But with benchmark Brent crude prices now breaching three-year high levels at close to $85 a barrel and the expectation that it could increase further in wake of already-announced OPEC decision to taper production cuts gradually and rising demand globally as economic activity picks up pace post fresh wave of the pandemic.
The Indian basket of crude, a derived basket comprising sour grade (Oman and Dubai average) and sweet grade (Brent dated) of crude oil processed in Indian refineries, has also moved up consistently over the past few weeks and reached an average of $73.13 a barrel in September up from $69.80 a barrel in August.
This is well above comfort level of the Finance Ministry.
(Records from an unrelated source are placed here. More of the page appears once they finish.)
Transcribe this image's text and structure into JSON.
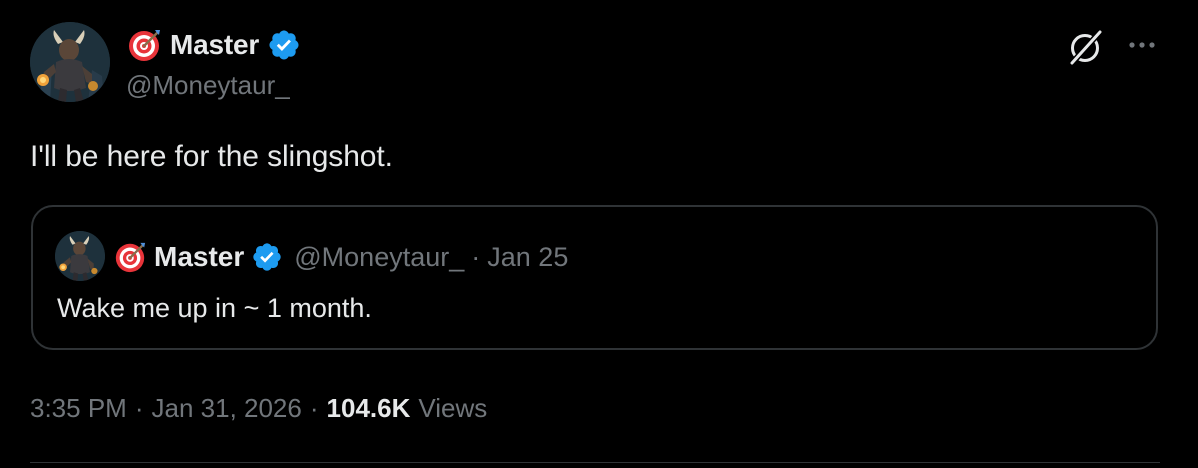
{
  "author": {
    "display_name": "Master",
    "handle": "@Moneytaur_",
    "emoji": "direct-hit-target-emoji",
    "verified": true
  },
  "tweet": {
    "text": "I'll be here for the slingshot."
  },
  "quoted_tweet": {
    "display_name": "Master",
    "handle": "@Moneytaur_",
    "separator": "·",
    "date": "Jan 25",
    "text": "Wake me up in ~ 1 month."
  },
  "meta": {
    "time": "3:35 PM",
    "separator1": "·",
    "date": "Jan 31, 2026",
    "separator2": "·",
    "views_count": "104.6K",
    "views_label": "Views"
  },
  "icons": {
    "grok": "grok-icon",
    "more": "more-horizontal-icon",
    "verified": "verified-badge-icon"
  },
  "colors": {
    "background": "#000000",
    "text_primary": "#e7e9ea",
    "text_secondary": "#71767b",
    "border": "#2f3336",
    "verified_blue": "#1d9bf0",
    "target_red": "#e8343a"
  }
}
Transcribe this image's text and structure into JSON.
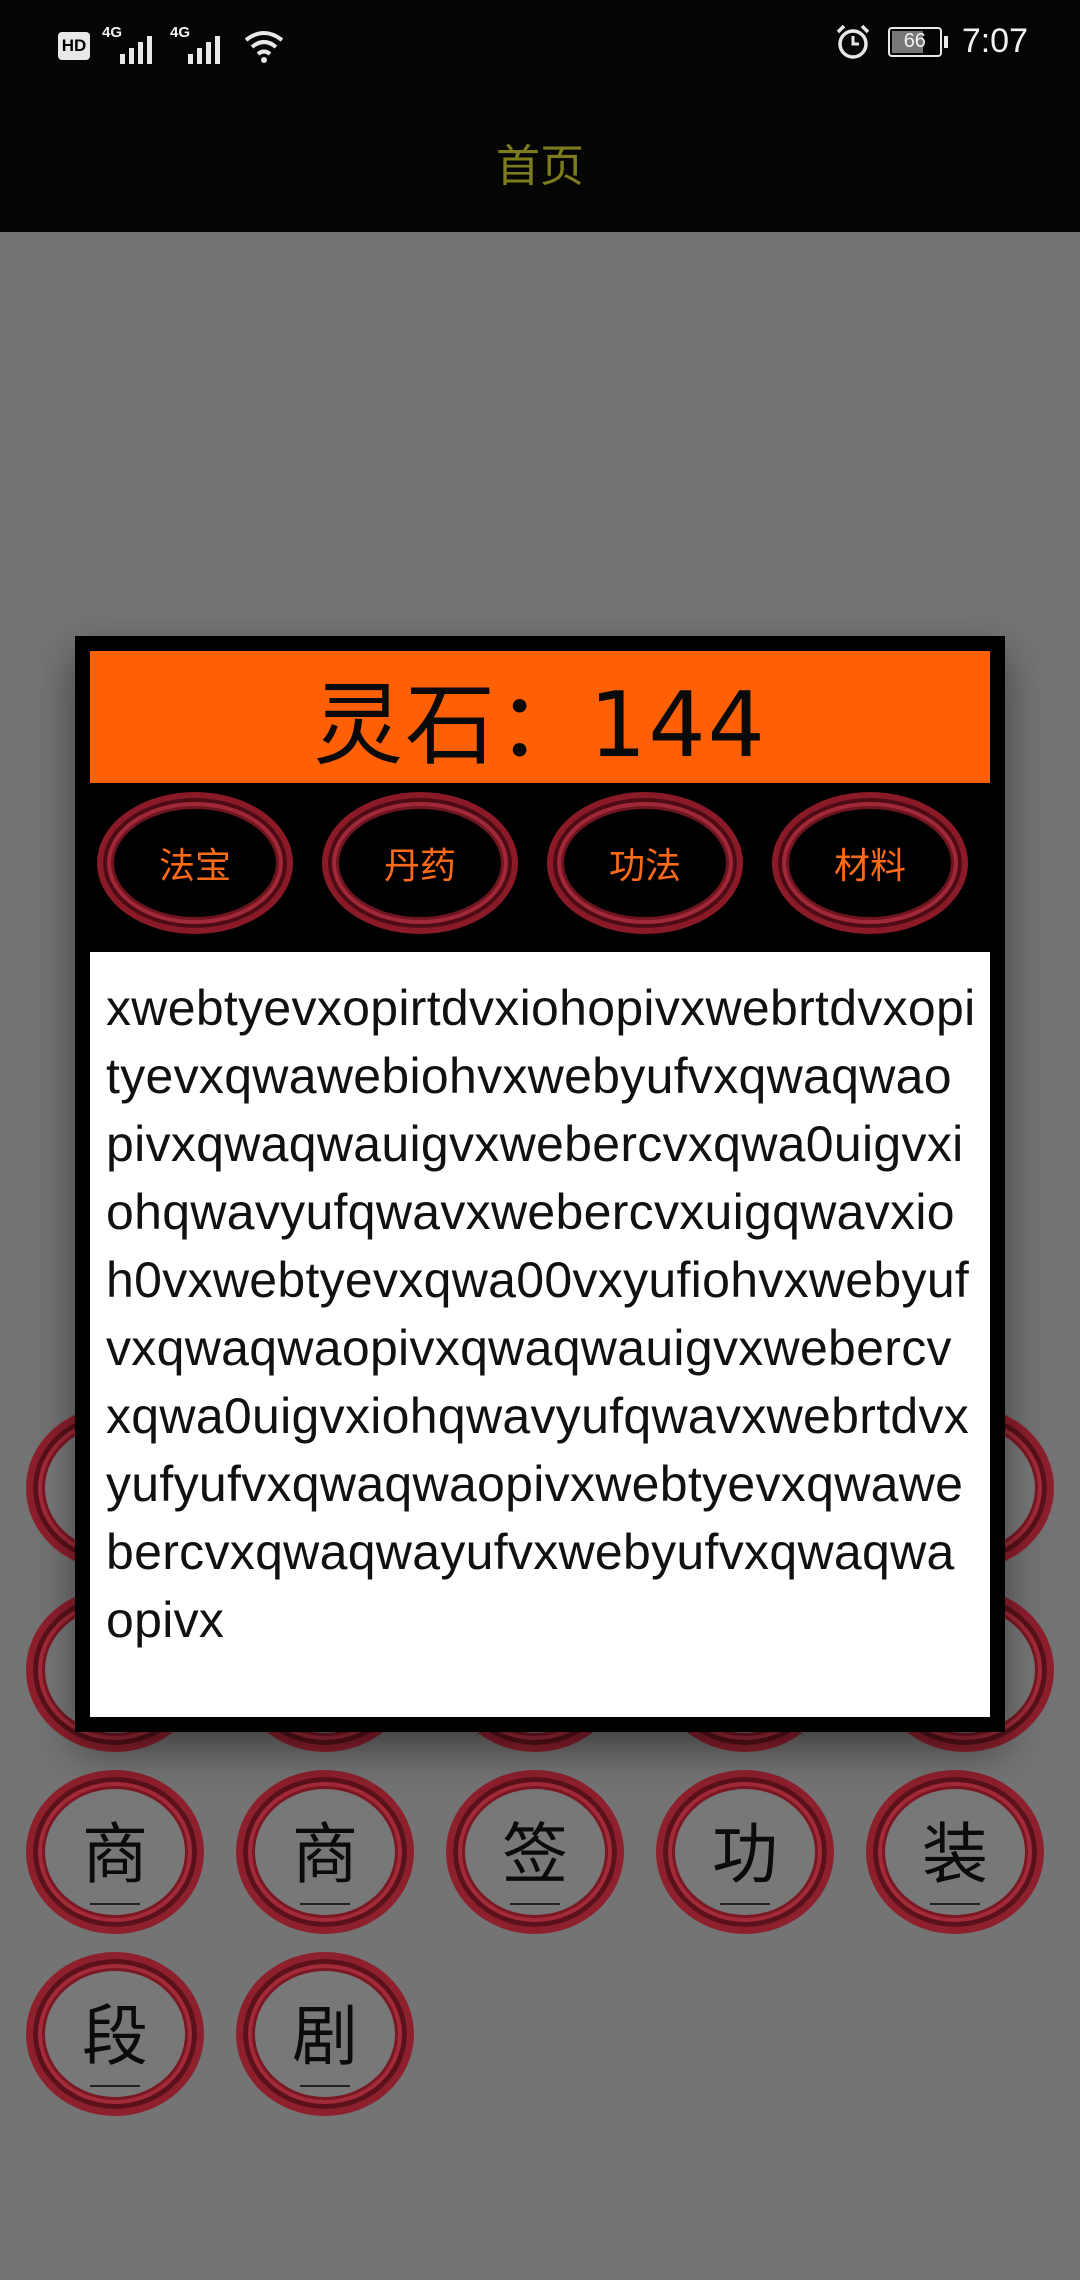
{
  "status_bar": {
    "hd": "HD",
    "net1": "4G",
    "net2": "4G",
    "battery": "66",
    "time": "7:07"
  },
  "title_bar": {
    "title": "首页"
  },
  "background_grid": {
    "row3": [
      "商",
      "商",
      "签",
      "功",
      "装"
    ],
    "row4": [
      "段",
      "剧"
    ]
  },
  "dialog": {
    "header": "灵石：144",
    "tabs": [
      "法宝",
      "丹药",
      "功法",
      "材料"
    ],
    "content": "xwebtyevxopirtdvxiohopivxwebrtdvxopityevxqwawebiohvxwebyufvxqwaqwaopivxqwaqwauigvxwebercvxqwa0uigvxiohqwavyufqwavxwebercvxuigqwavxioh0vxwebtyevxqwa00vxyufiohvxwebyufvxqwaqwaopivxqwaqwauigvxwebercvxqwa0uigvxiohqwavyufqwavxwebrtdvxyufyufvxqwaqwaopivxwebtyevxqwawebercvxqwaqwayufvxwebyufvxqwaqwaopivx"
  },
  "colors": {
    "header_orange": "#ff5f05",
    "tab_text": "#ff6a16",
    "ring_red": "#8e1f2d",
    "title_olive": "#7c7c1c",
    "dim_bg": "#747474"
  }
}
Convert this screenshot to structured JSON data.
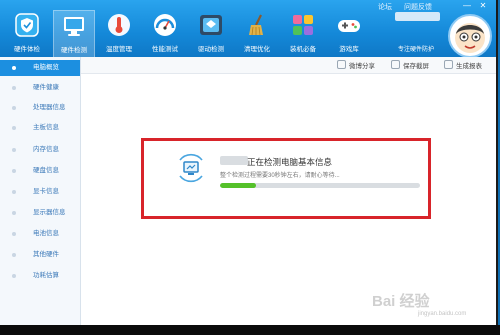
{
  "topbar": {
    "forum": "论坛",
    "feedback": "问题反馈",
    "min": "—",
    "close": "✕"
  },
  "nav": [
    {
      "label": "硬件体检",
      "icon": "shield-check-icon"
    },
    {
      "label": "硬件检测",
      "icon": "pc-monitor-icon",
      "active": true
    },
    {
      "label": "温度管理",
      "icon": "thermometer-icon"
    },
    {
      "label": "性能测试",
      "icon": "speedometer-icon"
    },
    {
      "label": "驱动检测",
      "icon": "driver-box-icon"
    },
    {
      "label": "清理优化",
      "icon": "broom-icon"
    },
    {
      "label": "装机必备",
      "icon": "app-grid-icon"
    },
    {
      "label": "游戏库",
      "icon": "gamepad-icon"
    }
  ],
  "brand": {
    "subtitle": "专注硬件防护",
    "avatar_icon": "mascot-avatar-icon"
  },
  "sidebar": [
    {
      "label": "电脑概览",
      "active": true
    },
    {
      "label": "硬件健康"
    },
    {
      "label": "处理器信息"
    },
    {
      "label": "主板信息"
    },
    {
      "label": "内存信息"
    },
    {
      "label": "硬盘信息"
    },
    {
      "label": "显卡信息"
    },
    {
      "label": "显示器信息"
    },
    {
      "label": "电池信息"
    },
    {
      "label": "其他硬件"
    },
    {
      "label": "功耗估算"
    }
  ],
  "toolbar": {
    "share": "微博分享",
    "save": "保存截屏",
    "report": "生成报表"
  },
  "status": {
    "title": "正在检测电脑基本信息",
    "subtitle": "整个检测过程需要30秒钟左右，请耐心等待...",
    "progress": 0.18
  },
  "colors": {
    "accent": "#1c8fe0",
    "highlight_box": "#d8242a",
    "progress": "#55c12a"
  },
  "watermark": {
    "text": "Bai 经验",
    "sub": "jingyan.baidu.com"
  }
}
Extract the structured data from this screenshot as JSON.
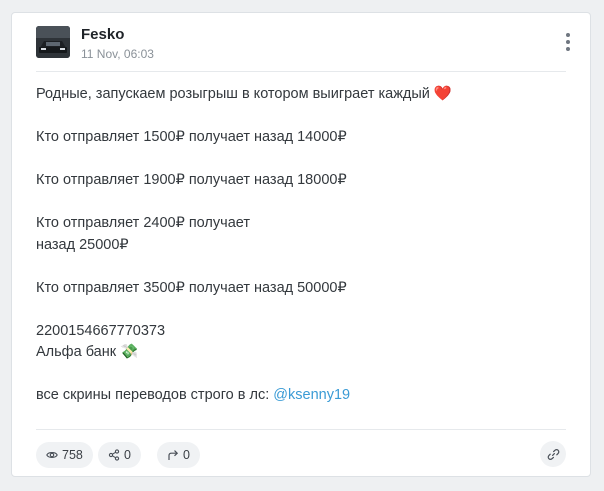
{
  "post": {
    "author": "Fesko",
    "date": "11 Nov, 06:03",
    "lines": {
      "intro": "Родные, запускаем розыгрыш в котором выиграет каждый ❤️",
      "offer1": "Кто отправляет 1500₽ получает назад 14000₽",
      "offer2": "Кто отправляет 1900₽ получает назад 18000₽",
      "offer3a": "Кто отправляет 2400₽ получает",
      "offer3b": "назад 25000₽",
      "offer4": "Кто отправляет 3500₽ получает назад 50000₽",
      "card_number": "2200154667770373",
      "bank": "Альфа банк 💸",
      "screens_prefix": "все скрины переводов строго в лс: ",
      "mention": "@ksenny19"
    }
  },
  "footer": {
    "views": "758",
    "shares": "0",
    "forwards": "0"
  },
  "icons": {
    "avatar": "car-photo-avatar",
    "menu": "more-vertical-icon",
    "views": "eye-icon",
    "shares": "share-nodes-icon",
    "forwards": "forward-arrow-icon",
    "link": "link-icon"
  },
  "colors": {
    "mention": "#3a9bd5",
    "card_bg": "#ffffff",
    "page_bg": "#eef0f2",
    "pill_bg": "#f0f2f4"
  }
}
Sources said that the government has enough room to cut excise duty on petrol and diesel with an earlier ICICI Securities report suggesting that excise duty could be cut up to Rs 8.5 per litre without impacting the government's target for revenue from the tax on the two fuels this year.
Without duty cut, the government is expected to collect over Rs 4.3 lakh crore from auto fuels - much higher than budget estimate of Rs 3.2 lakh crore. Even in FY21, contribution of the petroleum sector to the exchequer remained at over Rs 4 lakh crore. This is because excise duty was raised by Rs 13 and Rs 16 per litre on petrol and diesel between March 2020 and May 2020 and it now at Rs 31.8 on diesel and Rs 32.9 per litre on petrol.
The increase in excise duty was to mop up gains arising from international crude oil prices falling to a two-decade low. In fact, a large portion of additional excise earnings was used for Covid relief measures announced by the government. But the thinking now is that with tax revenues both direct and indirect showing buoyancy with economy fast on revival mode, some revision in duties can be made in the interest of the common man.